▸ EXERCISE DATA

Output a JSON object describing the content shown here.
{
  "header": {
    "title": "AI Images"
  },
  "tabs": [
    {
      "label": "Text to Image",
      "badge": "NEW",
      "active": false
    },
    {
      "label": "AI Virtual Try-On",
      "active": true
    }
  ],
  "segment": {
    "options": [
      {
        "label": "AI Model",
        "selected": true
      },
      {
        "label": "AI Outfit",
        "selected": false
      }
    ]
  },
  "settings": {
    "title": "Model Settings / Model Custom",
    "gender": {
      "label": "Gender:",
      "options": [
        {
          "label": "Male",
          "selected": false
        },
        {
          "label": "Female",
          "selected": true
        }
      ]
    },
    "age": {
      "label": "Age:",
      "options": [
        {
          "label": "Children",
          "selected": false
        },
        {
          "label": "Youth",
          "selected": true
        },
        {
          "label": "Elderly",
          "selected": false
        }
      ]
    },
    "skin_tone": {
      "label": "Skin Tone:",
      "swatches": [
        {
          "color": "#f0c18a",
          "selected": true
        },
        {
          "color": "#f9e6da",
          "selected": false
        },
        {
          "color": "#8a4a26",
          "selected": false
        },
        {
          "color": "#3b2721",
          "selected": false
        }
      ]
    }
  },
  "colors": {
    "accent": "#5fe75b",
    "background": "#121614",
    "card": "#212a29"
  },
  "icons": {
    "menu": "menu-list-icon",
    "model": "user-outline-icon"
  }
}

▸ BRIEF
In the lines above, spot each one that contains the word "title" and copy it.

▸ WRITTEN RESPONSE
    "title": "AI Images"
    "title": "Model Settings / Model Custom",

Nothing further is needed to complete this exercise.